> [Assignment]:
All of the entries below need repeating exactly, apart from their images.

> [Supplied entries]:

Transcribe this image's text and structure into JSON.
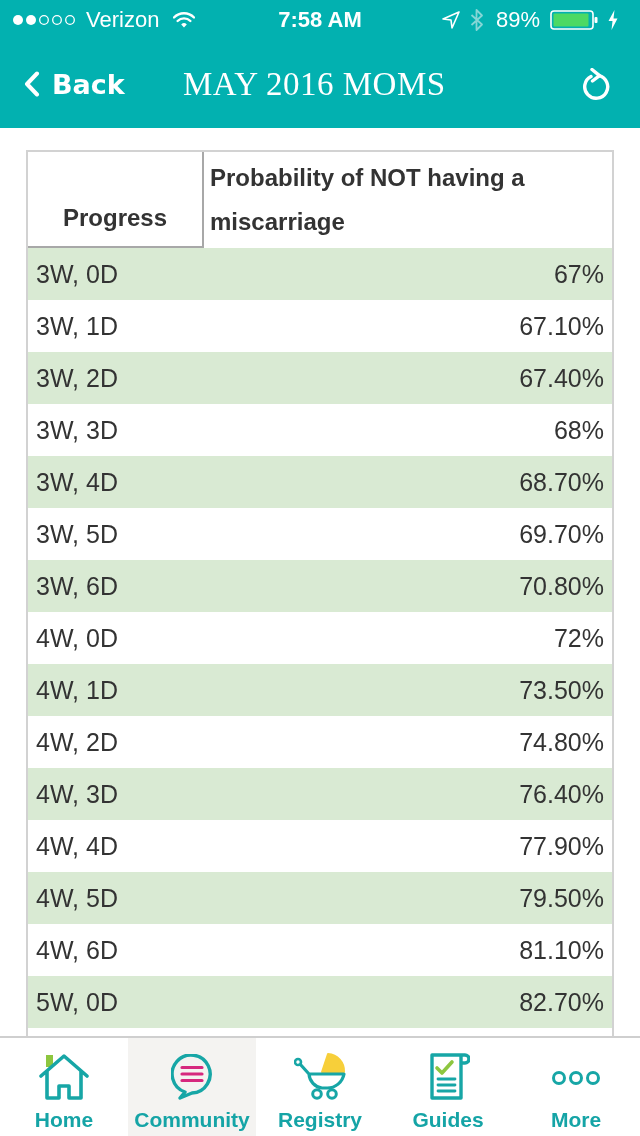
{
  "status_bar": {
    "carrier": "Verizon",
    "time": "7:58 AM",
    "battery": "89%"
  },
  "nav_bar": {
    "back": "Back",
    "title": "MAY 2016 MOMS"
  },
  "table": {
    "columns": [
      "Progress",
      "Probability of NOT having a miscarriage"
    ],
    "rows": [
      {
        "progress": "3W, 0D",
        "probability": "67%"
      },
      {
        "progress": "3W, 1D",
        "probability": "67.10%"
      },
      {
        "progress": "3W, 2D",
        "probability": "67.40%"
      },
      {
        "progress": "3W, 3D",
        "probability": "68%"
      },
      {
        "progress": "3W, 4D",
        "probability": "68.70%"
      },
      {
        "progress": "3W, 5D",
        "probability": "69.70%"
      },
      {
        "progress": "3W, 6D",
        "probability": "70.80%"
      },
      {
        "progress": "4W, 0D",
        "probability": "72%"
      },
      {
        "progress": "4W, 1D",
        "probability": "73.50%"
      },
      {
        "progress": "4W, 2D",
        "probability": "74.80%"
      },
      {
        "progress": "4W, 3D",
        "probability": "76.40%"
      },
      {
        "progress": "4W, 4D",
        "probability": "77.90%"
      },
      {
        "progress": "4W, 5D",
        "probability": "79.50%"
      },
      {
        "progress": "4W, 6D",
        "probability": "81.10%"
      },
      {
        "progress": "5W, 0D",
        "probability": "82.70%"
      }
    ]
  },
  "tab_bar": [
    {
      "label": "Home",
      "selected": false
    },
    {
      "label": "Community",
      "selected": true
    },
    {
      "label": "Registry",
      "selected": false
    },
    {
      "label": "Guides",
      "selected": false
    },
    {
      "label": "More",
      "selected": false
    }
  ]
}
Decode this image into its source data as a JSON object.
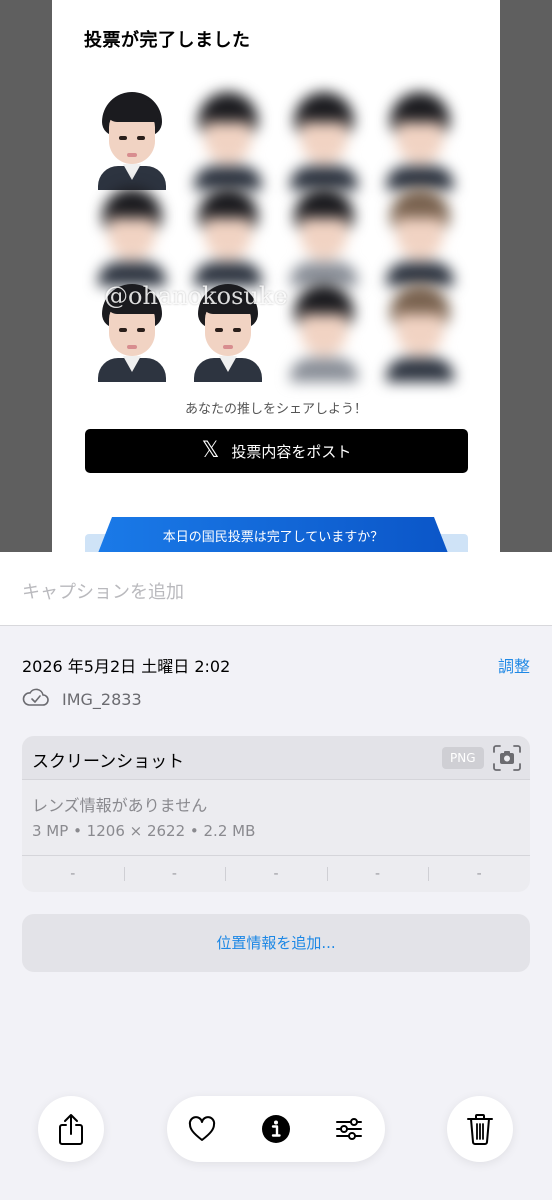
{
  "photo": {
    "title": "投票が完了しました",
    "watermark": "@ohanokosuke",
    "share_prompt": "あなたの推しをシェアしよう！",
    "post_button_label": "投票内容をポスト",
    "post_button_icon": "x-logo-icon",
    "banner_text": "本日の国民投票は完了していますか？",
    "banner_color": "#0b56c8"
  },
  "caption": {
    "placeholder": "キャプションを追加"
  },
  "info": {
    "date": "2026 年5月2日 土曜日 2:02",
    "adjust_label": "調整",
    "filename": "IMG_2833",
    "accent_color": "#1e88e5"
  },
  "card": {
    "title": "スクリーンショット",
    "format_badge": "PNG",
    "lens": "レンズ情報がありません",
    "specs": "3 MP • 1206 × 2622 • 2.2 MB",
    "exif": [
      "-",
      "-",
      "-",
      "-",
      "-"
    ]
  },
  "location": {
    "label": "位置情報を追加..."
  },
  "toolbar": {
    "icons": [
      "share-icon",
      "heart-icon",
      "info-icon",
      "adjust-icon",
      "trash-icon"
    ]
  }
}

> [Output of the exercise]:
Transcribe this image's text and structure into JSON.
{
  "status_bar": {
    "carrier": "Verizon",
    "time": "7:58 AM",
    "battery": "89%"
  },
  "nav_bar": {
    "back": "Back",
    "title": "MAY 2016 MOMS"
  },
  "table": {
    "columns": [
      "Progress",
      "Probability of NOT having a miscarriage"
    ],
    "rows": [
      {
        "progress": "3W, 0D",
        "probability": "67%"
      },
      {
        "progress": "3W, 1D",
        "probability": "67.10%"
      },
      {
        "progress": "3W, 2D",
        "probability": "67.40%"
      },
      {
        "progress": "3W, 3D",
        "probability": "68%"
      },
      {
        "progress": "3W, 4D",
        "probability": "68.70%"
      },
      {
        "progress": "3W, 5D",
        "probability": "69.70%"
      },
      {
        "progress": "3W, 6D",
        "probability": "70.80%"
      },
      {
        "progress": "4W, 0D",
        "probability": "72%"
      },
      {
        "progress": "4W, 1D",
        "probability": "73.50%"
      },
      {
        "progress": "4W, 2D",
        "probability": "74.80%"
      },
      {
        "progress": "4W, 3D",
        "probability": "76.40%"
      },
      {
        "progress": "4W, 4D",
        "probability": "77.90%"
      },
      {
        "progress": "4W, 5D",
        "probability": "79.50%"
      },
      {
        "progress": "4W, 6D",
        "probability": "81.10%"
      },
      {
        "progress": "5W, 0D",
        "probability": "82.70%"
      }
    ]
  },
  "tab_bar": [
    {
      "label": "Home",
      "selected": false
    },
    {
      "label": "Community",
      "selected": true
    },
    {
      "label": "Registry",
      "selected": false
    },
    {
      "label": "Guides",
      "selected": false
    },
    {
      "label": "More",
      "selected": false
    }
  ]
}
Decode this image into its source data as a JSON object.
{
  "photo": {
    "title": "投票が完了しました",
    "watermark": "@ohanokosuke",
    "share_prompt": "あなたの推しをシェアしよう！",
    "post_button_label": "投票内容をポスト",
    "post_button_icon": "x-logo-icon",
    "banner_text": "本日の国民投票は完了していますか？",
    "banner_color": "#0b56c8"
  },
  "caption": {
    "placeholder": "キャプションを追加"
  },
  "info": {
    "date": "2026 年5月2日 土曜日 2:02",
    "adjust_label": "調整",
    "filename": "IMG_2833",
    "accent_color": "#1e88e5"
  },
  "card": {
    "title": "スクリーンショット",
    "format_badge": "PNG",
    "lens": "レンズ情報がありません",
    "specs": "3 MP • 1206 × 2622 • 2.2 MB",
    "exif": [
      "-",
      "-",
      "-",
      "-",
      "-"
    ]
  },
  "location": {
    "label": "位置情報を追加..."
  },
  "toolbar": {
    "icons": [
      "share-icon",
      "heart-icon",
      "info-icon",
      "adjust-icon",
      "trash-icon"
    ]
  }
}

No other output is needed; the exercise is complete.